Ann Coulter Says She’ll Die Alone and Miserable and Doesn’t Want to Help Happy Families

Conservative commentator and author Ann Coulter painted a rather bleak picture of her future Friday while smashing U.S. senators Marco Rubio and Mike Lee for their insisting on a larger child care tax credit in the Republican Party’s tax bill.

Coulter, who’s gone back and forth with her support of President Donald Trump, borrowed the commander in chief’s favorite nickname for Florida’s Rubio and then sarcastically described her life as a single person as living in “quiet desperation.”

“We singles live empty lives of quiet desperation and will die alone,” she tweeted. “Now Rubio is demanding that we also fund happy families with children who fill their days with joy.”
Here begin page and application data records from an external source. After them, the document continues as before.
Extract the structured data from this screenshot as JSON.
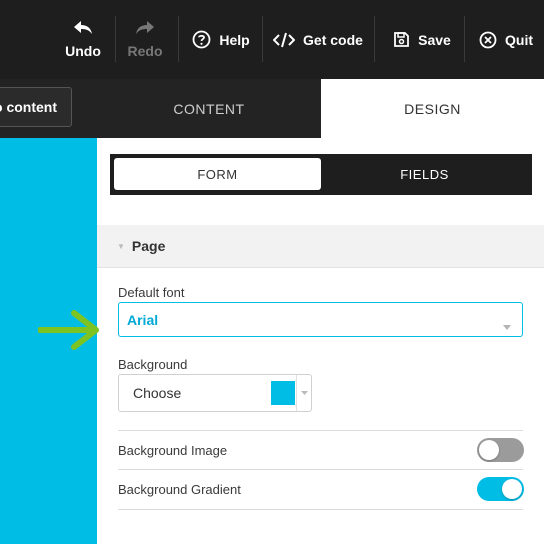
{
  "toolbar": {
    "undo_label": "Undo",
    "redo_label": "Redo",
    "help_label": "Help",
    "get_code_label": "Get code",
    "save_label": "Save",
    "quit_label": "Quit"
  },
  "left": {
    "to_content_label": "o content"
  },
  "tabs": {
    "content_label": "CONTENT",
    "design_label": "DESIGN",
    "active": "DESIGN"
  },
  "subtabs": {
    "form_label": "FORM",
    "fields_label": "FIELDS",
    "active": "FORM"
  },
  "section": {
    "title": "Page"
  },
  "fields": {
    "default_font_label": "Default font",
    "default_font_value": "Arial",
    "background_label": "Background",
    "background_choose": "Choose",
    "background_color": "#00bde6",
    "background_image_label": "Background Image",
    "background_image_enabled": false,
    "background_gradient_label": "Background Gradient",
    "background_gradient_enabled": true
  },
  "colors": {
    "accent": "#00bde6",
    "arrow": "#7dc321",
    "toolbar_bg": "#1e1e1e"
  },
  "icons": {
    "undo": "undo-icon",
    "redo": "redo-icon",
    "help": "help-icon",
    "code": "code-icon",
    "save": "save-icon",
    "quit": "close-circle-icon"
  }
}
And Coulter specifically took umbrage with the federal government rewarding individuals who choose to marry and/or have children.

“Govt imposes taxes to raise revenue. Senators Rubio & Lee think the income tax should be jimmied to reward certain people and behaviors,” Coulter said.

Coulter is well known for bringing her personal life onto her Twitter page. In July, she blasted Delta airlines for making her leave a seat with extra legroom even though she had paid for the seat. Coulter also insulted staff members and other Delta customers.

Coulter then accused the airline’s staff of conspiring against or targeting her to make her trip more difficult.

Coulter’s commentary came after Republicans had conceded to Rubio and Lee’s holdout Friday as they push to pass the first major piece of legislation in Trump’s first year in office.

The senators wanted to raise the refundable amount for the child tax credit, and Republicans abided by upping the amount to $1,400 out of the $2,000 per-child credit, according to The Wall Street Journal.

Rubio threatened Thursday to vote no against the GOP’s attempt to overhaul the tax code.

"I've been pretty consistent in my communications on this issue and that is I want us to see the refundable portion of the child tax credit increased from its current number," the former Republican presidential candidate told reporters. "If it stays at $1,100, I'm a 'no.' Let's hope it doesn't."

Utah’s Lee, too, expressed unease about the bill Thursday, with his spokesperson telling NBC that he was “undecided.”

Rubio has now reportedly moved to a “yes” on the tax bill, according to CNBC. However, polls indicate the measure is wildly unpopular among Americans despite Republican claims that it will help lower- and middle-income families and individuals.